and runs in time proportional to number of samples, recovering
\(\omega _j'\approx \omega _j\)
and
\(a_j'\approx a_j\)
such that, with probability
\(\varOmega (1)\)
, the approximation error satisfies
\(|\omega _j'-\omega _j|\le \epsilon \)
and
\(|a_j-a_j'|\le \Vert \nu \Vert _1/k\)
for all
\(j\)
with
\(|a_j|\ge \Vert \nu \Vert _1/k\)
. We apply our model and algorithm to bearing estimation or source localization and discuss their implications for receiver array processing.

### Improved Approximation Algorithms for the Facility Location Problems with Linear/Submodular Penalties

We consider the *facility location problem with submodular penalties* (FLPSP) and the *facility location problem with linear penalties* (FLPLP), two extensions of the classical *facility location problem* (FLP). First, we introduce a general algorithmic framework for a class of covering problems with *submodular* penalties, extending the recent result of Geunes et al. (Math Program 130:85–106, 2011) with *linear* penalties.
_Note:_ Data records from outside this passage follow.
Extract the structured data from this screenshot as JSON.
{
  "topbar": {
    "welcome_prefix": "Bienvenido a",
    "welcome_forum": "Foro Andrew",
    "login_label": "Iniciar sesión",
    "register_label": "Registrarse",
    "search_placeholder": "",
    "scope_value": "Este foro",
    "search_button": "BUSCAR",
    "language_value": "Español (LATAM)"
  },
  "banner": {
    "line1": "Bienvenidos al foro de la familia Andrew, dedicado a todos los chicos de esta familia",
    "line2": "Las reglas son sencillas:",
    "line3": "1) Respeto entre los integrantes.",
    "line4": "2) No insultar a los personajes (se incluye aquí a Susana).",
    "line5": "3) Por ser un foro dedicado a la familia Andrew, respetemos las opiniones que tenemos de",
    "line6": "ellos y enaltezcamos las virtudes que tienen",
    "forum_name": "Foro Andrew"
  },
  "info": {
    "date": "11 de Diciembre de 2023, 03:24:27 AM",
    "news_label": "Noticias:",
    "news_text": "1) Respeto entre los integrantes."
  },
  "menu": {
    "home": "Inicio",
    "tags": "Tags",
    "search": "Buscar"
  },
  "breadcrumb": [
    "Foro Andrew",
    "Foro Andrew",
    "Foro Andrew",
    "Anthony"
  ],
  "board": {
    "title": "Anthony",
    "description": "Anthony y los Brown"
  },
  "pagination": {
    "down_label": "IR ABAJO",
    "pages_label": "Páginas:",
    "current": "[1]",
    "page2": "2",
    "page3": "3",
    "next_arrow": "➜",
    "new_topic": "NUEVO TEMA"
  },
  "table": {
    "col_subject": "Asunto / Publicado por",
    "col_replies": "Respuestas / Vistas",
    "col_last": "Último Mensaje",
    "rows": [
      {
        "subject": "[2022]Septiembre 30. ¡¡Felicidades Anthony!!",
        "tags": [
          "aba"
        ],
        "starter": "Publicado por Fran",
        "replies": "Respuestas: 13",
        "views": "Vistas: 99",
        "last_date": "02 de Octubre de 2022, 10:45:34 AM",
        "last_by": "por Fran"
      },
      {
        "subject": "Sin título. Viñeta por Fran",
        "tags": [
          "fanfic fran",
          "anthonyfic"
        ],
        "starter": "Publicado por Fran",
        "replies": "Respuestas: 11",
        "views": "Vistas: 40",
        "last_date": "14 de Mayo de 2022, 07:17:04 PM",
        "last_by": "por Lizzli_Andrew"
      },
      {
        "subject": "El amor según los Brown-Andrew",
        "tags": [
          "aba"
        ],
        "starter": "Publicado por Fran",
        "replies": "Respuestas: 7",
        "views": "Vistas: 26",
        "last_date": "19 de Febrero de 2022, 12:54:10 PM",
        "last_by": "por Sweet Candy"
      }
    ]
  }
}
This framework leverages existing approximation results for the original covering problems to obtain corresponding results for their counterparts with submodular penalties. Specifically, any LP-based
\(\alpha \)
-approximation for the original covering problem can be leveraged to obtain an
\(\left( 1-e^{-1/\alpha }\right) ^{-1}\)
-approximation algorithm for the counterpart with submodular penalties. Consequently, any LP-based approximation algorithm for the classical FLP (as a covering problem) can yield, via this framework, an approximation algorithm for the counterpart with submodular penalties. Second, by exploiting some special properties of submodular/linear penalty function, we present an LP rounding algorithm which has the currently best
\(2\)
-approximation ratio over the previously best
\(2.375\)
by Li et al. (Theoret Comput Sci 476:109–117, 2013) for the FLPSP and another LP-rounding algorithm which has the currently best
\(1.5148\)
-approximation ratio over the previously best
\(1.853\)
by Xu and Xu (J Comb Optim 17:424–436, 2008) for the FLPLP, respectively.